Replacement Storm Windows
Storm windows are solid windows that don’t open or close. Most install on the outside exterior of a house over standard single pane windows. By creating a solid seal they help to improve insulation in your home and protect it from outside elements. Storm windows utilize the frame currently used by existing windows. Storm window installation choices include aluminum, wood, and interior storm windows.
Single pane windows let cool air in and warm air out more than any other window, which is why most homeowners like to replace windows. Storm windows are a great alternative to replacing windows. They are weather resistant, affordable, and energy-efficient. Storm window installation is pretty straight-forward and can often help maintain your existing windows. If you need to find local storm window installation near you, Modernize can help.
How Much Do Storm Window Costs?
The costs to install storm windows are often cheaper than new replacement windows and in some cases are a viable option for new windows. New storm windows cost around $100 to $150 per window. Labor costs to install storm windows can average from $35 to $72 per hour, which will be completely dependent on your local average installation costs and the amount of time it takes them to complete the job (usually an hour per window.)
Interior Storm vs. Exterior Storm Window
While exterior storm windows are the most common type, interior storm windows offer just as much in the way of benefits, and they’re often used in historic districts or by people renting homes. These windows install on the inside of the house, in much the same way as exterior storm windows do. They create a seal that protects the house from cold or hot weather just as effectively as the exterior windows do.
Installing Storm Windows
Installing a storm window is relatively easy and can be completed by a handy homeowners without a problem. First, measure the window opening to get the right sized storm window for your home. Then apply caulk around the sides and the top of the window stop where the storm window will sit. Then slip the storm window into place centered right in the window opening. Screw the window into place using one-inch sheet screws along the sides and the top. Though storm window installation is easier than a new window replacement, most homeowners prefer to have a contractor install windows on their home so that you know it is done properly.
Are Storm Windows Worth the Investment?

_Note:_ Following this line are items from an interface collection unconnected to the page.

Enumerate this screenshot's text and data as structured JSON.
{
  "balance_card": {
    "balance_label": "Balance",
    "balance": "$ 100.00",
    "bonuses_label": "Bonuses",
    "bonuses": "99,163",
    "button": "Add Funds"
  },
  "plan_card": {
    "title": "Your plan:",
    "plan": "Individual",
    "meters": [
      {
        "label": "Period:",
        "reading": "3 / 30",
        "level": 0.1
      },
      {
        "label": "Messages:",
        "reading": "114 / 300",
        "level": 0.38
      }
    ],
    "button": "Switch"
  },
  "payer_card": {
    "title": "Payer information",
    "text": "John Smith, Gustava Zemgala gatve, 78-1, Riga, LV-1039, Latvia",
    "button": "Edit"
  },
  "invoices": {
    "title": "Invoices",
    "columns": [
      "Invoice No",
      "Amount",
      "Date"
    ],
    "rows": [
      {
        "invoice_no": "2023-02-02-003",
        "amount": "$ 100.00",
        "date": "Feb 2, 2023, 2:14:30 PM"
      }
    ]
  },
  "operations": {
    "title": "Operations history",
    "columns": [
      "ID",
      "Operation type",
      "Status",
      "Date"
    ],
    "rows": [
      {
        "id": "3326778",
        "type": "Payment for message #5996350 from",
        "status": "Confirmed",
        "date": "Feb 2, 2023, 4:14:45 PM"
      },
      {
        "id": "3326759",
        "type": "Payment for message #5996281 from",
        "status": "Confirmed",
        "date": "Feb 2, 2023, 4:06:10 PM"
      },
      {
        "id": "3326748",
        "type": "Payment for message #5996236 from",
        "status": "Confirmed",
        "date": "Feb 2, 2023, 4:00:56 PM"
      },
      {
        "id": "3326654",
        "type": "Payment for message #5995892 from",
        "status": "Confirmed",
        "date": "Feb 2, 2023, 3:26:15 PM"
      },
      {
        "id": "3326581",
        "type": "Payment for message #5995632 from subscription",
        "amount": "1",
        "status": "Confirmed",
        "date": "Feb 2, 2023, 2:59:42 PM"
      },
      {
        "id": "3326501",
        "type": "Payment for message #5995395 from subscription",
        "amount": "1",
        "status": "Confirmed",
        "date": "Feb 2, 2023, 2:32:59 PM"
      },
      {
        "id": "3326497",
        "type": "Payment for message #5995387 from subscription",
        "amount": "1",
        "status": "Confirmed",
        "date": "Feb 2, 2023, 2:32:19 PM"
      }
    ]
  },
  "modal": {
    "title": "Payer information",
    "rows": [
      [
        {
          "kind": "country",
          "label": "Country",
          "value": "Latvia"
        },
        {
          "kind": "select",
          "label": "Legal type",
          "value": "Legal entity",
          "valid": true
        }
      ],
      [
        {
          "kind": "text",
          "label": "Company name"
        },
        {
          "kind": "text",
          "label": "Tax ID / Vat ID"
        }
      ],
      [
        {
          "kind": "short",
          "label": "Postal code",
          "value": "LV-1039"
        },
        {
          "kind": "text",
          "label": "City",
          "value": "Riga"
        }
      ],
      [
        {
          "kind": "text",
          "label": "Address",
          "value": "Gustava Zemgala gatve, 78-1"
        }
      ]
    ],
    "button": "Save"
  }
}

Whether or not a storm window is a good investment for your home depends on the windows that you currently have. If your home has high quality Energy Star certified windows that are well insulated you won’t benefit from a storm window like you would with poor quality windows.
Storm windows are an option worth considering if you’re looking for a way to improve the insulation of your home. They’ll help cut down on heating and cooling expenses throughout the year, but can be somewhat of a hassle if you like opening and closing your windows. It’s important to consider both interior and exterior storm windows and replacement windows before deciding on what’s right for your home.
Storm Window Maintenance
Even though a storm window will save you money over replacing the windows, they require more maintenance if you like to open and close the windows during the warmer months. You’ll have to remove the storm windows and reinstall them each and every year in order to retain the function of your standard windows. This can be a huge amount of work if you are using a storm window on a second story house.
Storm Window Condensation
One issue to be concerned about when having a storm window installed in your home is condensation between the storm windows and your standard home windows. If condensation is allowed to build up between these two layers, all of the trim and exterior wood on the home will rot away over time. To prevent this from occurring it’s vital to ensure that the standard window is sealed properly before the storm window is ever put in place. Use caulk on the sides and top of the window to seal any possible holes. This will help keep condensation out after installation.